_TASK BRIEF:_
Which of the lines in the data mention the string "Read"? List them all.

App and web page records
┄┄┄┄┄┄┄┄┄┄┄┄┄┄┄┄┄┄┄┄

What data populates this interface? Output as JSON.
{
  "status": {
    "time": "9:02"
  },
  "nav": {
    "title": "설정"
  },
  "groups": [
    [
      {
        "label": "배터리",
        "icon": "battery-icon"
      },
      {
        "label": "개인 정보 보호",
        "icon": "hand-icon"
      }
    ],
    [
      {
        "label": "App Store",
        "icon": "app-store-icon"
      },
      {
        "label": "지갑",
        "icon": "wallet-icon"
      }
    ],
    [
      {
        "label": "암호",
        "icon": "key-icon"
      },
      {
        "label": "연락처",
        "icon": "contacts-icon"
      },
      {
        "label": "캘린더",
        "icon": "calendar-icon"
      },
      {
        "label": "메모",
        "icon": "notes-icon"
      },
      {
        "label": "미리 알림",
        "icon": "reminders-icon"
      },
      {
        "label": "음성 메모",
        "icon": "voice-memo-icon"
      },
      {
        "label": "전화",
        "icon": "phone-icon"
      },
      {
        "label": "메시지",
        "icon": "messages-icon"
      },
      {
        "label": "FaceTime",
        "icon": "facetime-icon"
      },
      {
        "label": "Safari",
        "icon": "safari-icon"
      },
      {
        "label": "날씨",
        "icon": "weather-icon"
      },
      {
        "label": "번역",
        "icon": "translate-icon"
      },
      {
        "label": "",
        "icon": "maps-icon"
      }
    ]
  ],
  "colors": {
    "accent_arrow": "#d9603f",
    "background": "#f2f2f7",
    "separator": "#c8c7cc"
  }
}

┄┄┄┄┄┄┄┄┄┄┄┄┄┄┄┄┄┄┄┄

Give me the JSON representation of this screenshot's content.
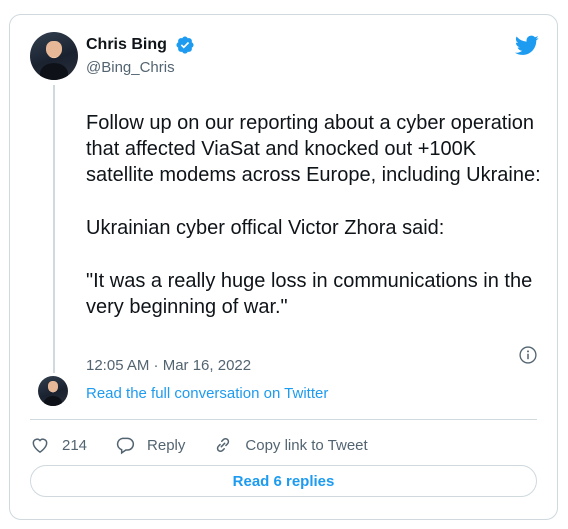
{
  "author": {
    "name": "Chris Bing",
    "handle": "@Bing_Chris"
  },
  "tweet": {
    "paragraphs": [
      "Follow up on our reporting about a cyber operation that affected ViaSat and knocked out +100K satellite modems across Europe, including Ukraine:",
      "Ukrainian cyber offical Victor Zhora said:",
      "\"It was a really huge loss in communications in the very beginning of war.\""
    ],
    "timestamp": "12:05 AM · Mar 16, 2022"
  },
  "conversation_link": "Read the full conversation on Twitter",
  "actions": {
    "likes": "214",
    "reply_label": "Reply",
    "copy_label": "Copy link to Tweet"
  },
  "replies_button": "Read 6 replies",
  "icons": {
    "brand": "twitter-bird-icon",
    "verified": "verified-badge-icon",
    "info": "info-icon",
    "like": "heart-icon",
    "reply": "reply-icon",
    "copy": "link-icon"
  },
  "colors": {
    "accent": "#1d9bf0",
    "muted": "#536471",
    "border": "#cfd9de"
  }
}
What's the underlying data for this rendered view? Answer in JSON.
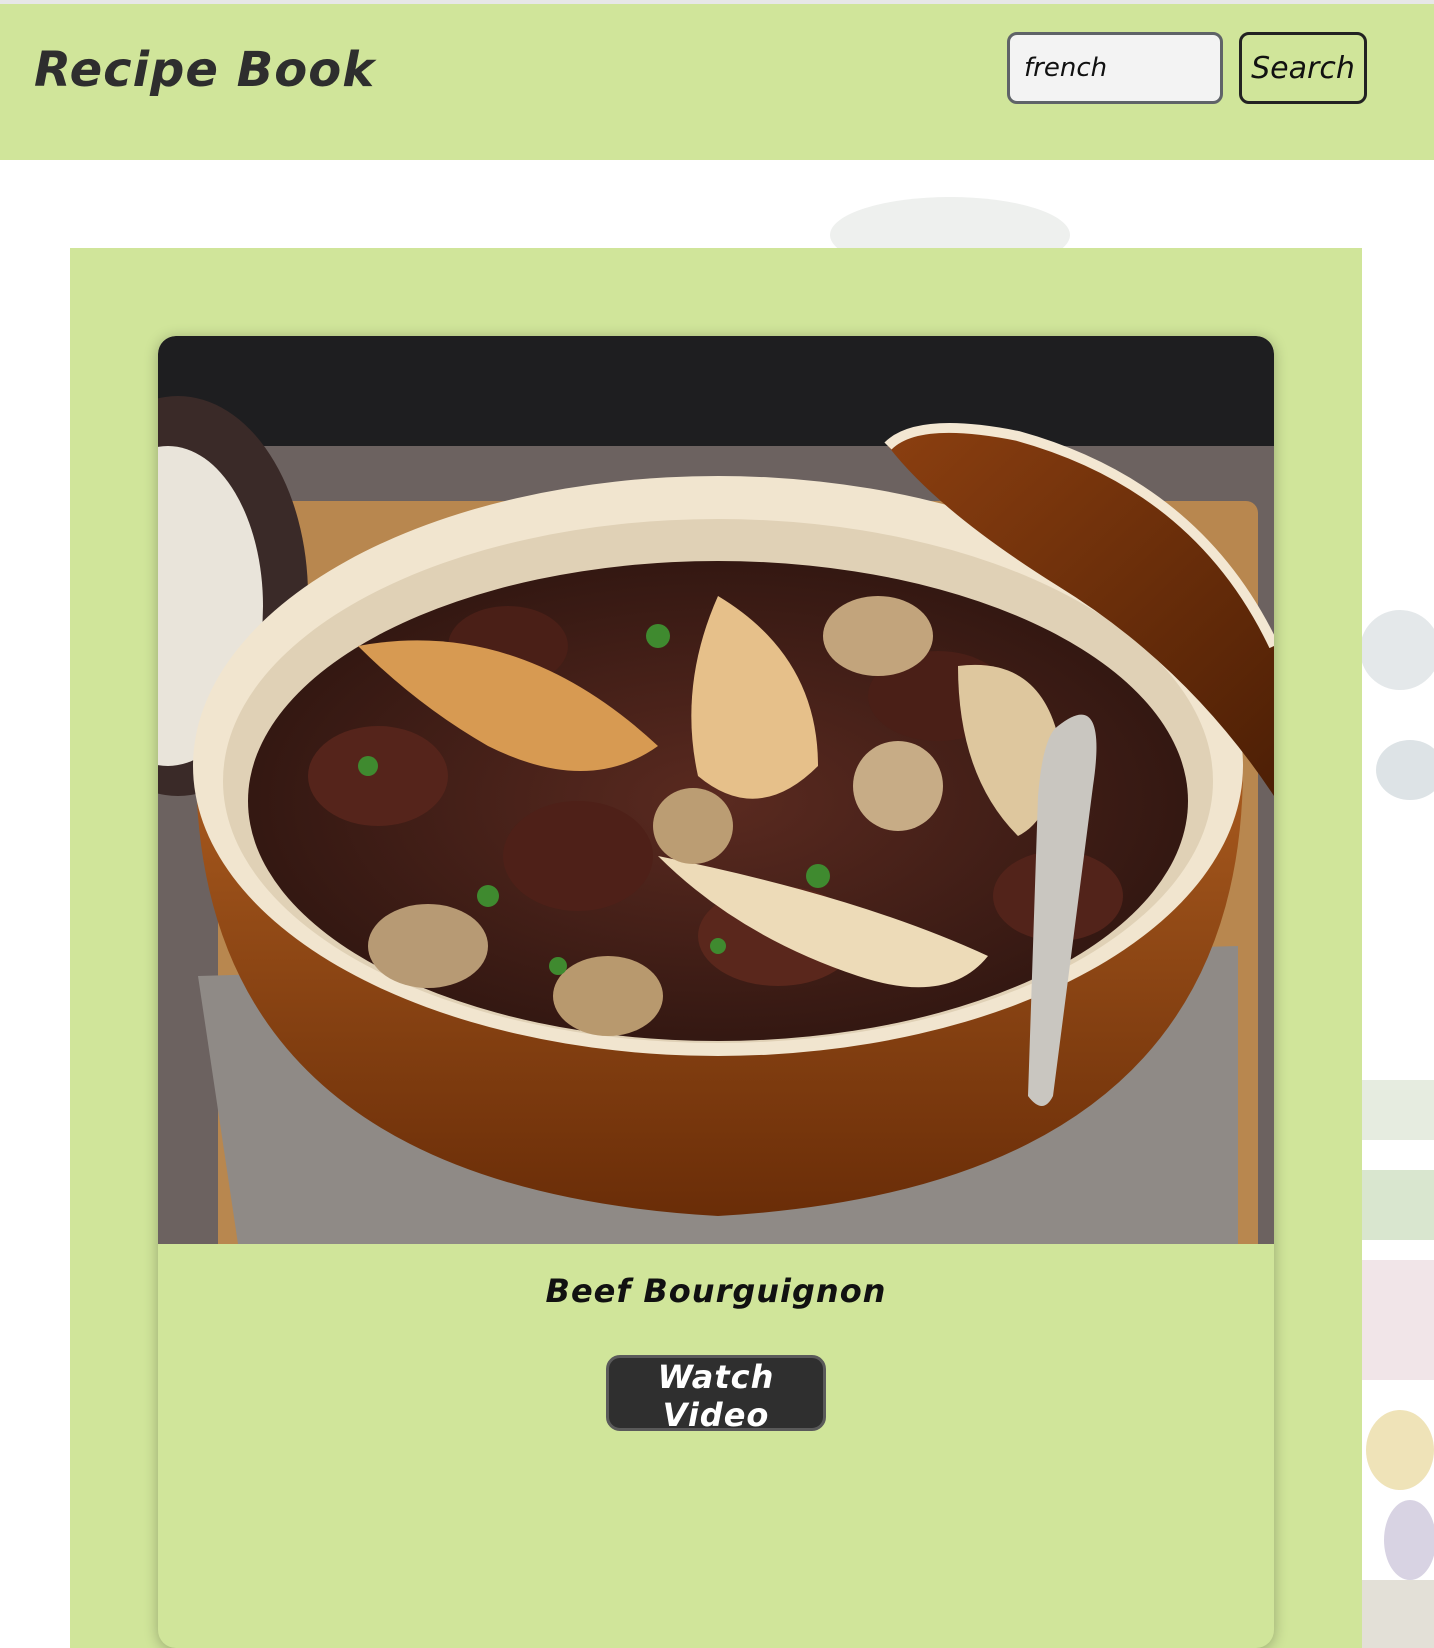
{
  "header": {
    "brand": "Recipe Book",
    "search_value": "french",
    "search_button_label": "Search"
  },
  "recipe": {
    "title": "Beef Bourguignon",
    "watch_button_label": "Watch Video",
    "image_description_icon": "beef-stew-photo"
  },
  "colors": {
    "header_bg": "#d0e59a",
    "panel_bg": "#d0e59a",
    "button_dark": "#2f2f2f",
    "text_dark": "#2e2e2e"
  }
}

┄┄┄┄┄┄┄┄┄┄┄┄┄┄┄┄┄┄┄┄

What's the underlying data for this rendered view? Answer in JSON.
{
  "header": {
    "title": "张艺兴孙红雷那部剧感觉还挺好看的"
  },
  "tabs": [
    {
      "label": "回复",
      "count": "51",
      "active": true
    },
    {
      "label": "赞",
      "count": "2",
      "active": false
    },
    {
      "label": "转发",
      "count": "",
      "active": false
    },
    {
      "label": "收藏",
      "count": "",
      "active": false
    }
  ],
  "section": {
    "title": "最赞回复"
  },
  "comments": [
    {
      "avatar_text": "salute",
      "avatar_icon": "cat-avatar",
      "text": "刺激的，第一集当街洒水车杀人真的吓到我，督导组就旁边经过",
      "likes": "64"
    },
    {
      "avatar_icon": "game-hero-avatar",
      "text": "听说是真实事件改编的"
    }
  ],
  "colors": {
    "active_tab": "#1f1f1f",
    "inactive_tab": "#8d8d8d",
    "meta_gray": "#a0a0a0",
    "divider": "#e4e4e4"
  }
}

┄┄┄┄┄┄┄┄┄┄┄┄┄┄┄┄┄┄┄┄

_SOLUTION TO THE EXERCISE:_
  "conversation_link": "Read the full conversation on Twitter",
  "replies_button": "Read 6 replies",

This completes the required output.